The Storm Prediction Center in Norman, Okla., forecast more stormy weather Tuesday, predicting golf ball-sized hail, powerful winds and isolated, strong tornadoes in parts of Texas, Arkansas, Louisiana and Oklahoma. The area at risk does not include Moore.
Monday's tornado loosely followed the path of a killer twister that slammed the region with 300 mph winds in May 1999. It was the fourth tornado to hit Moore since 1998.
The 1999 storm damaged 600 homes and about 100 businesses. Two or three schools were also hit, but "the kids were out of school, so there were no concerns," recalled City Manager Steve Eddy.
At the time of Monday's storm, the City Council was meeting. Local leaders watched the twister approaching on television before taking shelter in the bathroom.

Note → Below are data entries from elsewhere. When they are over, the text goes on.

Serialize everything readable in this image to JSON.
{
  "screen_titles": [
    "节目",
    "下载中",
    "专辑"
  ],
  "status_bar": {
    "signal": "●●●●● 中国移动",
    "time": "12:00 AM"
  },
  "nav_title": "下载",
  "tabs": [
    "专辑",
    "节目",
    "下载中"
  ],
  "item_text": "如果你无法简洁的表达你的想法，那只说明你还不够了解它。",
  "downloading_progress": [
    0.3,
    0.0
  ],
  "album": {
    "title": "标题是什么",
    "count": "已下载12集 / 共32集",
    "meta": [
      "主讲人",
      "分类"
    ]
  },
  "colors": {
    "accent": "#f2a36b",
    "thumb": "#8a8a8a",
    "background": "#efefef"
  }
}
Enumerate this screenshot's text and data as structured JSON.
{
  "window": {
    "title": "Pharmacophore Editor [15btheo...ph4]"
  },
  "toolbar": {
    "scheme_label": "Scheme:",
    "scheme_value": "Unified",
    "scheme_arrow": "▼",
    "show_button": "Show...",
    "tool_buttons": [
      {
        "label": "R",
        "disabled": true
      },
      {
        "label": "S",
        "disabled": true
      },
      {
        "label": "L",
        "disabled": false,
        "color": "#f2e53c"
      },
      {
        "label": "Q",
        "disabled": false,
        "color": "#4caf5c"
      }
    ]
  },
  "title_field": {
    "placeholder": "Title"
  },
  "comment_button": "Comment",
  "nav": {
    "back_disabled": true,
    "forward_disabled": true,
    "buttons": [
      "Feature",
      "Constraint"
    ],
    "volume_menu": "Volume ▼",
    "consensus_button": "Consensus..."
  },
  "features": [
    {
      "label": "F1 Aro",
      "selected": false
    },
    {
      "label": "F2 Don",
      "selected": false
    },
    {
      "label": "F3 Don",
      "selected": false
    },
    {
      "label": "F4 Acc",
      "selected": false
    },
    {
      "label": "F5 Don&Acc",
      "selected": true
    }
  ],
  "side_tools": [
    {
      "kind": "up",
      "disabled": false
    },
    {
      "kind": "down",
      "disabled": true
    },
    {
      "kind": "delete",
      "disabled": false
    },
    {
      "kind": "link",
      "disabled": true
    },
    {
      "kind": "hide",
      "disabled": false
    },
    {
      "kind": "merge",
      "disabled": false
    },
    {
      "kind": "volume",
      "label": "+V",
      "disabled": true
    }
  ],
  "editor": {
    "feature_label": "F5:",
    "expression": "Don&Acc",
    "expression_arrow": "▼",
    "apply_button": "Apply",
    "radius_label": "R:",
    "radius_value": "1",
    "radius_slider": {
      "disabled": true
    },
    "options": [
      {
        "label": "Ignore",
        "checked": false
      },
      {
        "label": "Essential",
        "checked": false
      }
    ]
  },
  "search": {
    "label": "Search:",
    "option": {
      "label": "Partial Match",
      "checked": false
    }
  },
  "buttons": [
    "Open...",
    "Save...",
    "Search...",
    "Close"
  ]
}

"We blew our sirens probably five or six times," Eddy said. "We knew it was going to be significant, and there were are a lot of curse words flying."
Monday's twister also came almost exactly two years after an enormous twister, also an EF5, ripped through the city of Joplin, Mo., killing 158 people and injuring hundreds more.
On Monday, Joplin organized a team of about a dozen police and firefighters to assist in Moore.
Joplin City Manager Mark Rohr said his community remembers the assistance it received in 2011 and feels an obligation to lend a hand in Moore.
That May 22, 2011, tornado was the deadliest in the United States since modern tornado record keeping began in 1950, according to the National Oceanic and Atmospheric Administration. Before Joplin, the deadliest modern tornado was June 1953 in Flint, Mich., when 116 people died.
Associated Press Release
MOORE, Okla. (AP) -- The state medical examiner's office has revised the death toll from a tornado in an Oklahoma City suburb to 24 people, including seven children.
Spokeswoman Amy Elliot said Tuesday morning that she believes some victims were counted twice in the early chaos of the storm. Authorities said initially that as many as 51 people were dead, including 20 children.
Teams are continuing to search the rubble in Moore, 10 miles south of Oklahoma City, after the Monday afternoon tornado.
Associated Press Release
MOORE, Okla. (AP) -- The Oklahoma Medical Examiner's Office says the official death toll in the aftermath of a massive tornado that slammed the Oklahoma City area remains at 51 but is expected to rise.
Spokeswoman Amy Elliott told The Associated Press early Tuesday that officials could see as many as 40 more deaths from the Monday's twister.
The tornado tore through parts of suburban Oklahoma City on Monday afternoon, flattening entire neighborhoods with winds up to 200 mph and landing a direct blow on an elementary school in Moore. At least 20 of the confirmed dead are children.
Associated Press Release
OKLAHOMA CITY (AP) -- Officials at two hospitals say they've been treating more than 140 patients, including about 70 children, since a massive tornado hit suburban Oklahoma City.
Spokeswoman Brooke Cayot says nine of 57 patients who are being treated at the Integris Southwest Medical Center were listed in critical condition after Monday afternoon's tornado. Nineteen were in serious condition and 29 were listed in fair or good condition.
She said five of the patients were children who have since been treated and released.
OU Medical Center spokesman Scott Coppenbarger says his hospital and a nearby children's hospital are treating approximately 85 patients, including 65 children.
He said those patients ranged from minor injuries to critical condition.
Associated Press Release
MOORE, Okla. (AP) -- The National Weather Service says the tornado that hit Moore, Okla., had wind speeds up to 200 mph.
The weather service's preliminary classification of Monday afternoon's tornado was an EF-4 on the enhanced Fujita scale.
Authorities say emergency crews are working to rescue people trapped in Moore, which is southwest of Oklahoma City.
Oklahoma City Police Capt. Dexter Nelson said emergency crews are trying to reach the affected areas. There were no immediate reports of injuries.
The suburb of Moore was hit hard by a tornado in 1999. The storm had the highest winds ever recorded near the earth's surface.